* Items from an interface collection *
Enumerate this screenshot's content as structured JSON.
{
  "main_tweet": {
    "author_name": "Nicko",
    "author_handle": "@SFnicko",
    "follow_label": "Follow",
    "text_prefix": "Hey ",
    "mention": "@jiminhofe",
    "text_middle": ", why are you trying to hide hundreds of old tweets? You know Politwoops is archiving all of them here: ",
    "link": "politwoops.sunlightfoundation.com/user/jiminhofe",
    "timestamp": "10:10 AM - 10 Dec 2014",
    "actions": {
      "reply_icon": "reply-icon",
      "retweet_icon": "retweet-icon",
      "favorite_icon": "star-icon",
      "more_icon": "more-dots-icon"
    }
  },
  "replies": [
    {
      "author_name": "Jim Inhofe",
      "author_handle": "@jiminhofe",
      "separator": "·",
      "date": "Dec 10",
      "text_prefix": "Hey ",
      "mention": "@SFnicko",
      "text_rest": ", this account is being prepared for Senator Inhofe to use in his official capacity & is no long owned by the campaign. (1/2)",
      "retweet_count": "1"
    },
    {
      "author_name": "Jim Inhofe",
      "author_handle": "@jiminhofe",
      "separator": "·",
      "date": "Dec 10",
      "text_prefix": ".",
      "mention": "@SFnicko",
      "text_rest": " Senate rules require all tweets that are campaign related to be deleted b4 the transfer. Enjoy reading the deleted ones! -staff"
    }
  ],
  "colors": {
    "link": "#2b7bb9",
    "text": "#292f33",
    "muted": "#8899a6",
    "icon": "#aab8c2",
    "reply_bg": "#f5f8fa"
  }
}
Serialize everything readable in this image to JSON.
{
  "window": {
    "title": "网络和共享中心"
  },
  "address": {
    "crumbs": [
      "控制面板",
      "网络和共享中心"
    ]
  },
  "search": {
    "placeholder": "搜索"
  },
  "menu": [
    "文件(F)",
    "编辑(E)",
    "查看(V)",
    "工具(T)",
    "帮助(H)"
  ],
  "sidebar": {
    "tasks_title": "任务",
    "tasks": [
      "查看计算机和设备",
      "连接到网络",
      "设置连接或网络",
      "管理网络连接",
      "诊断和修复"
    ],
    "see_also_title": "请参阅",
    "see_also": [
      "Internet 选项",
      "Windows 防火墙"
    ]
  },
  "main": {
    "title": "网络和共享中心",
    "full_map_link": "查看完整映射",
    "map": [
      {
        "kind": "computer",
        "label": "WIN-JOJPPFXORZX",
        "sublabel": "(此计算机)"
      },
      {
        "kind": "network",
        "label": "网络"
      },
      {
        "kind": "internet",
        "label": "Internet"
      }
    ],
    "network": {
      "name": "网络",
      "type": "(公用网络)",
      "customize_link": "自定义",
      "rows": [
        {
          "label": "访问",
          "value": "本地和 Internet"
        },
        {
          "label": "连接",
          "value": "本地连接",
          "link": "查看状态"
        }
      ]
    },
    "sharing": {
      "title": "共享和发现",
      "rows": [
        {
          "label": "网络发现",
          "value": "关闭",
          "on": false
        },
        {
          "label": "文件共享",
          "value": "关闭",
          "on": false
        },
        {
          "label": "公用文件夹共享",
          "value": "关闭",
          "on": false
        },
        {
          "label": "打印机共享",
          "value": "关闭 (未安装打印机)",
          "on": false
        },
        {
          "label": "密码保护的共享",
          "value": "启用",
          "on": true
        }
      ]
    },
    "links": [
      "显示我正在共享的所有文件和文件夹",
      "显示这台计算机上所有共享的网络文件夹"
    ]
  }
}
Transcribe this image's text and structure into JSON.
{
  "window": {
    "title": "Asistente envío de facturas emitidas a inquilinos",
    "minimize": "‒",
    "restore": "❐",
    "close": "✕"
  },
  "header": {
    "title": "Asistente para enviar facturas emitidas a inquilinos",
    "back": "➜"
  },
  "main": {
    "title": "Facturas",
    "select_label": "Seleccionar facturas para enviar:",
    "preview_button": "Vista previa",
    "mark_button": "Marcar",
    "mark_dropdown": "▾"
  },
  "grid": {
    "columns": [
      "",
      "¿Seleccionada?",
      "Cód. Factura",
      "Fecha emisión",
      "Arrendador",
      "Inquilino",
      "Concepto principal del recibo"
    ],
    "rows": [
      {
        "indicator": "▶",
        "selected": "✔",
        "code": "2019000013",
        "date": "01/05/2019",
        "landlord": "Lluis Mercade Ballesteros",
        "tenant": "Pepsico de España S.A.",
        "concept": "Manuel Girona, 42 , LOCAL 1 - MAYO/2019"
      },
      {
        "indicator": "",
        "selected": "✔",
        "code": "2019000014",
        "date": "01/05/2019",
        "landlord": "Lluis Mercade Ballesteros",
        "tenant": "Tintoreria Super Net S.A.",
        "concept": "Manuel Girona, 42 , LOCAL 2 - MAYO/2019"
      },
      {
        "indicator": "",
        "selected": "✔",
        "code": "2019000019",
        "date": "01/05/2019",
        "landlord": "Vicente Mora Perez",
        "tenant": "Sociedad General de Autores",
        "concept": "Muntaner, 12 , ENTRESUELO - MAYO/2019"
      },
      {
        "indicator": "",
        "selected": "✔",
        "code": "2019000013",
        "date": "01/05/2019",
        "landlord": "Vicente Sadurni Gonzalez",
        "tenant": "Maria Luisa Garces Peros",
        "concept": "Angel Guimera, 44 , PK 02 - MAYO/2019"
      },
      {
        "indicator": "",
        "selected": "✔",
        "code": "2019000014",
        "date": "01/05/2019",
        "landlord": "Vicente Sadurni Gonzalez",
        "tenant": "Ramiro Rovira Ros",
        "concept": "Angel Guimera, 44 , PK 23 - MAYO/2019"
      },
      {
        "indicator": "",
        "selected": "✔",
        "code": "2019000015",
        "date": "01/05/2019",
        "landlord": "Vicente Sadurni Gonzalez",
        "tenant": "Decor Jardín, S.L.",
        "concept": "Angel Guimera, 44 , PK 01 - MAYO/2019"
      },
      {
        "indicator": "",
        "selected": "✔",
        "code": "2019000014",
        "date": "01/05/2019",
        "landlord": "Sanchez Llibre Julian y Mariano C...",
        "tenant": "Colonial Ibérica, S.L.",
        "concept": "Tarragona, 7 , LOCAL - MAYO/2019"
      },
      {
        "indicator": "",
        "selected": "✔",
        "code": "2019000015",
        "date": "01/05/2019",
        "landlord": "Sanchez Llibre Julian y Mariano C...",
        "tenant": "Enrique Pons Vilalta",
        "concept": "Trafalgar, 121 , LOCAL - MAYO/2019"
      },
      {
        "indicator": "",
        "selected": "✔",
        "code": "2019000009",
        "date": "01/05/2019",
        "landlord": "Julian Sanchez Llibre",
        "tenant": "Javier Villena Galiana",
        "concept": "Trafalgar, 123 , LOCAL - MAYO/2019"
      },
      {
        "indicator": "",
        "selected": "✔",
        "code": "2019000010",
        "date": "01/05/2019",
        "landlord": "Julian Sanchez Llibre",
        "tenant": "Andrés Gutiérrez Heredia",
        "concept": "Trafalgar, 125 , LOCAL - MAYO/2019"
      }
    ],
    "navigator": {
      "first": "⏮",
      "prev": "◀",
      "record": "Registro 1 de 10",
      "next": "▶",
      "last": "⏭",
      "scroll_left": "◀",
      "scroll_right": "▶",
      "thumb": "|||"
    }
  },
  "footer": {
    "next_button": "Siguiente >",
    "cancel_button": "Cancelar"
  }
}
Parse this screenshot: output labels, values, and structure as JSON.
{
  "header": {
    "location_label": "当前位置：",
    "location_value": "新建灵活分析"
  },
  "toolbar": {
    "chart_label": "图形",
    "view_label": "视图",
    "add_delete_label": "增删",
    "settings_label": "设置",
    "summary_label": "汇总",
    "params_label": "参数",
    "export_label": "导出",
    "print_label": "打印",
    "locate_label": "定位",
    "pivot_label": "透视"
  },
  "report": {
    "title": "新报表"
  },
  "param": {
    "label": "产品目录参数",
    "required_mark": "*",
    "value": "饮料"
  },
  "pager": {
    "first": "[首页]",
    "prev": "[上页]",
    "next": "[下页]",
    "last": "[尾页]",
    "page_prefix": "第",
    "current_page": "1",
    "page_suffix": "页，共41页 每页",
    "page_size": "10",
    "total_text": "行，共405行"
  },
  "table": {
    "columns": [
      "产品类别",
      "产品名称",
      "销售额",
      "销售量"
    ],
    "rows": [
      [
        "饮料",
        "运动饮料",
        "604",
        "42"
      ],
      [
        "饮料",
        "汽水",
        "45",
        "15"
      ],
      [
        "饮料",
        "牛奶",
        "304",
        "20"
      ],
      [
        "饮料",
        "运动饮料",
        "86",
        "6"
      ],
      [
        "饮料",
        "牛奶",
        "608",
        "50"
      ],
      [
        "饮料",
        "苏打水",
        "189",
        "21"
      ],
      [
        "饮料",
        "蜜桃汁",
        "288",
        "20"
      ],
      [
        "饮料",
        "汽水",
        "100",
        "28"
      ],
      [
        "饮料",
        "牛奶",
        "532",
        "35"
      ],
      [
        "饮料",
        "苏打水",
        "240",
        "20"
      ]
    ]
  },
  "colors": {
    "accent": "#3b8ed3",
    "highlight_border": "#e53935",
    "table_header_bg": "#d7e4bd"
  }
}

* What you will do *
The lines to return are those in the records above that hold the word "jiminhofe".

* Output for this exercise *
    "mention": "@jiminhofe",
    "link": "politwoops.sunlightfoundation.com/user/jiminhofe",
      "author_handle": "@jiminhofe",
      "author_handle": "@jiminhofe",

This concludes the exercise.